### GIVEN DATA
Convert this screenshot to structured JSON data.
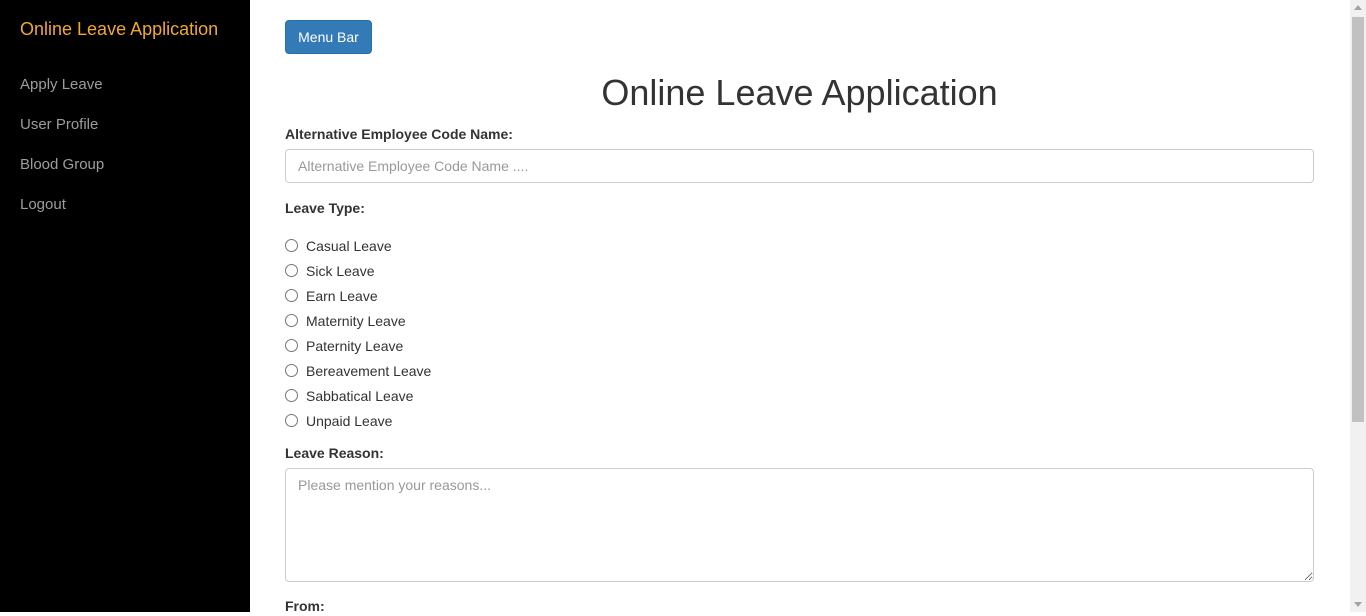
{
  "sidebar": {
    "brand": "Online Leave Application",
    "items": [
      {
        "label": "Apply Leave"
      },
      {
        "label": "User Profile"
      },
      {
        "label": "Blood Group"
      },
      {
        "label": "Logout"
      }
    ]
  },
  "main": {
    "menu_button_label": "Menu Bar",
    "title": "Online Leave Application",
    "employee_code": {
      "label": "Alternative Employee Code Name:",
      "placeholder": "Alternative Employee Code Name ....",
      "value": ""
    },
    "leave_type": {
      "label": "Leave Type:",
      "options": [
        {
          "label": "Casual Leave"
        },
        {
          "label": "Sick Leave"
        },
        {
          "label": "Earn Leave"
        },
        {
          "label": "Maternity Leave"
        },
        {
          "label": "Paternity Leave"
        },
        {
          "label": "Bereavement Leave"
        },
        {
          "label": "Sabbatical Leave"
        },
        {
          "label": "Unpaid Leave"
        }
      ]
    },
    "leave_reason": {
      "label": "Leave Reason:",
      "placeholder": "Please mention your reasons...",
      "value": ""
    },
    "from_label": "From:"
  },
  "colors": {
    "sidebar_bg": "#000000",
    "brand": "#f0a830",
    "nav_text": "#9d9d9d",
    "primary_button": "#337ab7"
  }
}
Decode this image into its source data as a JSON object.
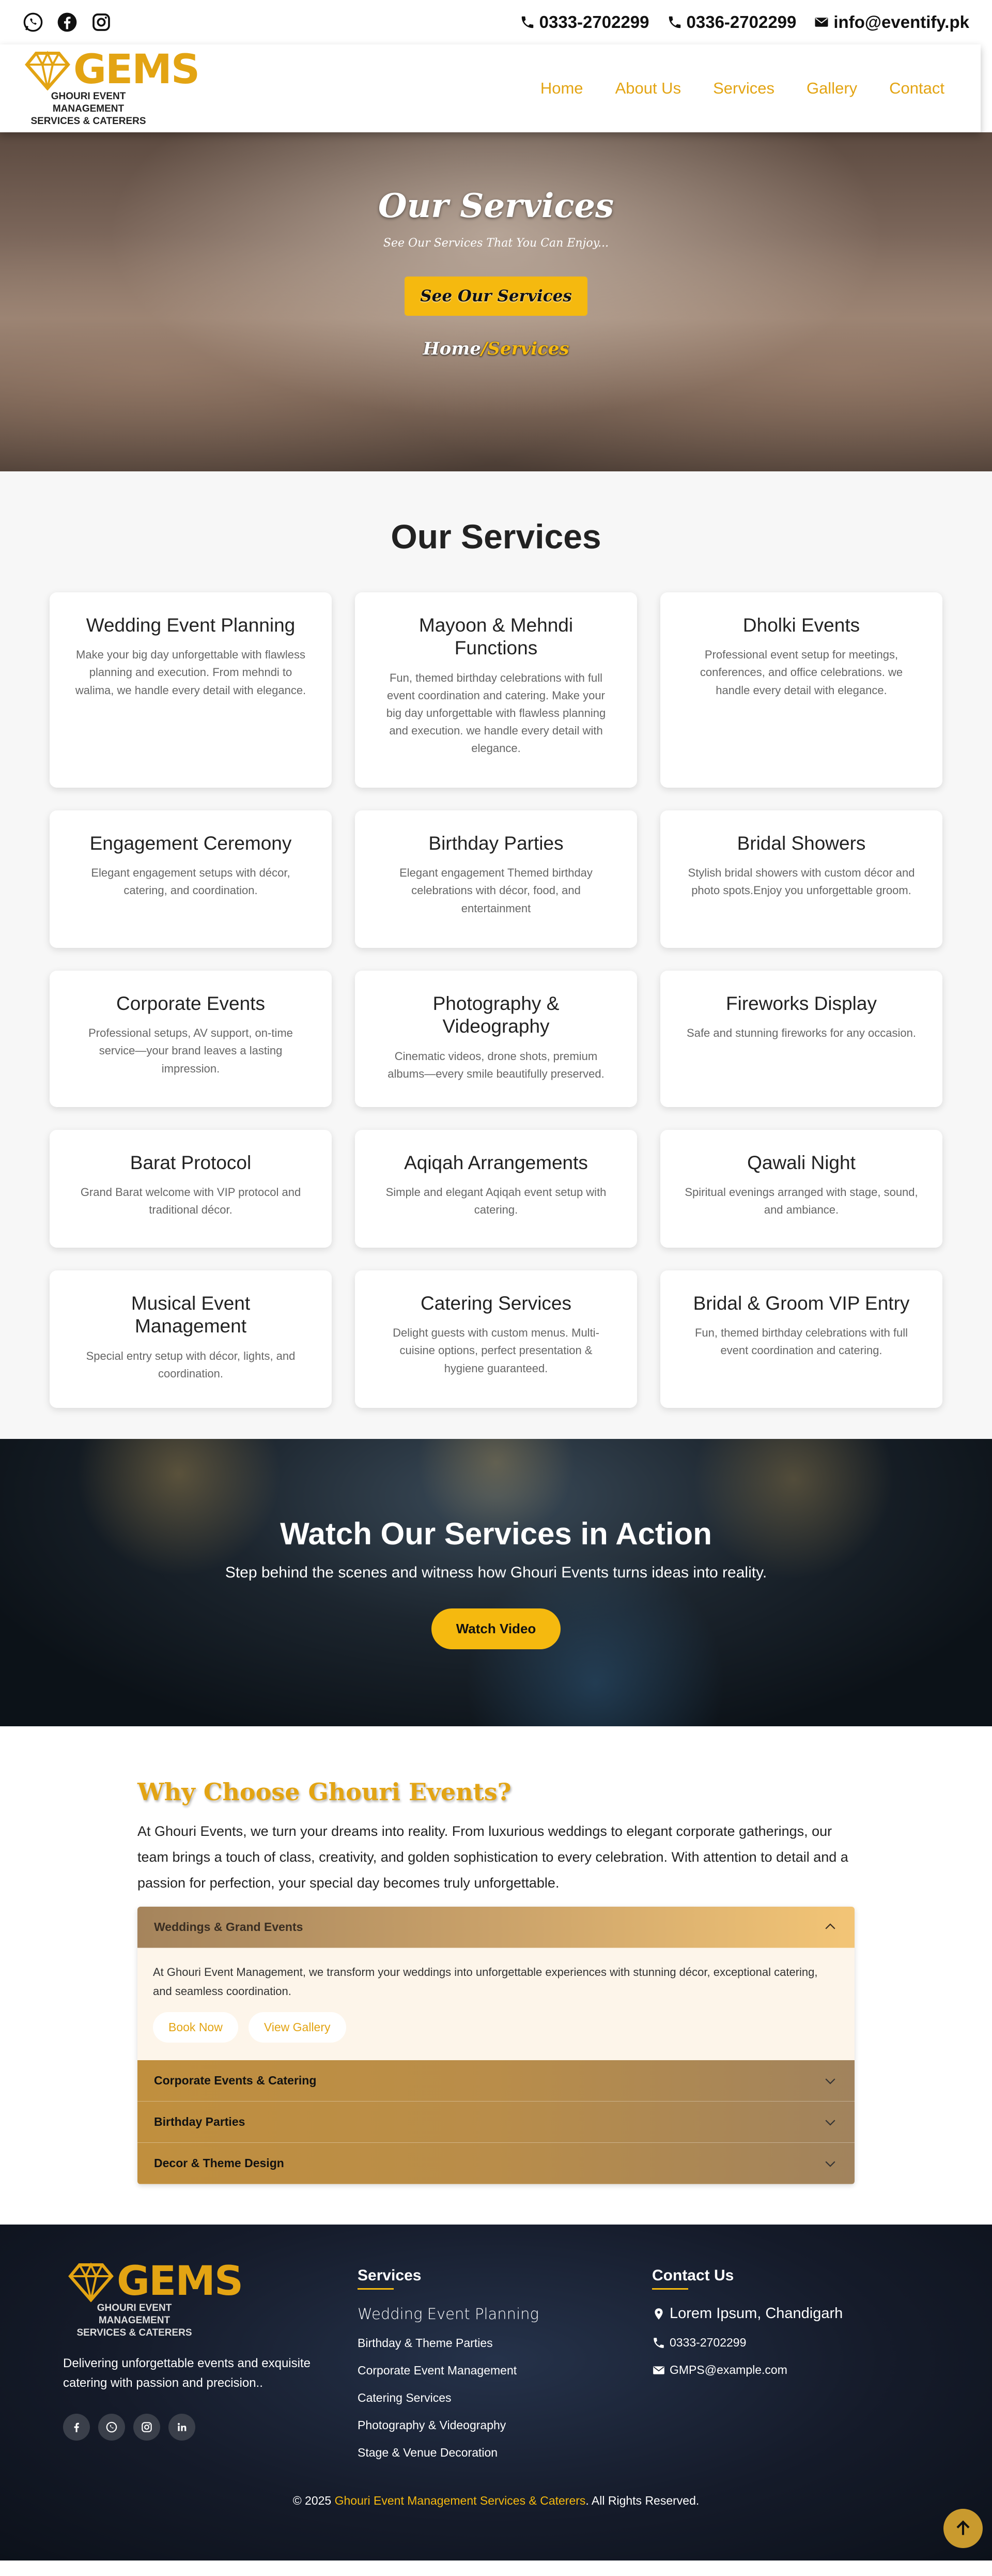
{
  "topbar": {
    "socials": [
      "whatsapp-icon",
      "facebook-icon",
      "instagram-icon"
    ],
    "phone1": "0333-2702299",
    "phone2": "0336-2702299",
    "email": "info@eventify.pk"
  },
  "header": {
    "logo_word": "GEMS",
    "logo_sub1": "GHOURI EVENT MANAGEMENT",
    "logo_sub2": "SERVICES & CATERERS",
    "nav": [
      "Home",
      "About Us",
      "Services",
      "Gallery",
      "Contact"
    ]
  },
  "hero": {
    "title": "Our Services",
    "subtitle": "See Our Services That You Can Enjoy...",
    "button": "See Our Services",
    "crumb_home": "Home",
    "crumb_sep": "/",
    "crumb_current": "Services"
  },
  "services": {
    "heading": "Our Services",
    "cards": [
      {
        "title": "Wedding Event Planning",
        "text": "Make your big day unforgettable with flawless planning and execution. From mehndi to walima, we handle every detail with elegance."
      },
      {
        "title": "Mayoon & Mehndi Functions",
        "text": "Fun, themed birthday celebrations with full event coordination and catering. Make your big day unforgettable with flawless planning and execution. we handle every detail with elegance."
      },
      {
        "title": "Dholki Events",
        "text": "Professional event setup for meetings, conferences, and office celebrations. we handle every detail with elegance."
      },
      {
        "title": "Engagement Ceremony",
        "text": "Elegant engagement setups with décor, catering, and coordination."
      },
      {
        "title": "Birthday Parties",
        "text": "Elegant engagement Themed birthday celebrations with décor, food, and entertainment"
      },
      {
        "title": "Bridal Showers",
        "text": "Stylish bridal showers with custom décor and photo spots.Enjoy you unforgettable groom."
      },
      {
        "title": "Corporate Events",
        "text": "Professional setups, AV support, on-time service—your brand leaves a lasting impression."
      },
      {
        "title": "Photography & Videography",
        "text": "Cinematic videos, drone shots, premium albums—every smile beautifully preserved."
      },
      {
        "title": "Fireworks Display",
        "text": "Safe and stunning fireworks for any occasion."
      },
      {
        "title": "Barat Protocol",
        "text": "Grand Barat welcome with VIP protocol and traditional décor."
      },
      {
        "title": "Aqiqah Arrangements",
        "text": "Simple and elegant Aqiqah event setup with catering."
      },
      {
        "title": "Qawali Night",
        "text": "Spiritual evenings arranged with stage, sound, and ambiance."
      },
      {
        "title": "Musical Event Management",
        "text": "Special entry setup with décor, lights, and coordination."
      },
      {
        "title": "Catering Services",
        "text": "Delight guests with custom menus. Multi-cuisine options, perfect presentation & hygiene guaranteed."
      },
      {
        "title": "Bridal & Groom VIP Entry",
        "text": "Fun, themed birthday celebrations with full event coordination and catering."
      }
    ]
  },
  "video": {
    "heading": "Watch Our Services in Action",
    "text": "Step behind the scenes and witness how Ghouri Events turns ideas into reality.",
    "button": "Watch Video"
  },
  "why": {
    "heading": "Why Choose Ghouri Events?",
    "intro": "At Ghouri Events, we turn your dreams into reality. From luxurious weddings to elegant corporate gatherings, our team brings a touch of class, creativity, and golden sophistication to every celebration. With attention to detail and a passion for perfection, your special day becomes truly unforgettable.",
    "accordion": [
      {
        "title": "Weddings & Grand Events",
        "open": true
      },
      {
        "title": "Corporate Events & Catering",
        "open": false
      },
      {
        "title": "Birthday Parties",
        "open": false
      },
      {
        "title": "Decor & Theme Design",
        "open": false
      }
    ],
    "open_text": "At Ghouri Event Management, we transform your weddings into unforgettable experiences with stunning décor, exceptional catering, and seamless coordination.",
    "book_now": "Book Now",
    "view_gallery": "View Gallery"
  },
  "footer": {
    "logo_word": "GEMS",
    "logo_sub1": "GHOURI EVENT MANAGEMENT",
    "logo_sub2": "SERVICES & CATERERS",
    "description": "Delivering unforgettable events and exquisite catering with passion and precision..",
    "socials": [
      "facebook-icon",
      "whatsapp-icon",
      "instagram-icon",
      "linkedin-icon"
    ],
    "services_heading": "Services",
    "services": [
      "Wedding Event Planning",
      "Birthday & Theme Parties",
      "Corporate Event Management",
      "Catering Services",
      "Photography & Videography",
      "Stage & Venue Decoration"
    ],
    "contact_heading": "Contact Us",
    "address": "Lorem Ipsum, Chandigarh",
    "phone": "0333-2702299",
    "email": "GMPS@example.com",
    "copy_pre": "© 2025 ",
    "copy_brand": "Ghouri Event Management Services & Caterers",
    "copy_post": ". All Rights Reserved."
  },
  "colors": {
    "accent": "#f5b90f",
    "gold_text": "#e3a413",
    "footer_bg": "#151b2a"
  }
}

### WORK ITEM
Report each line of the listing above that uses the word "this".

### ANSWER BELOW
Convert this screenshot to structured JSON data.
Decode this image into its source data as a JSON object.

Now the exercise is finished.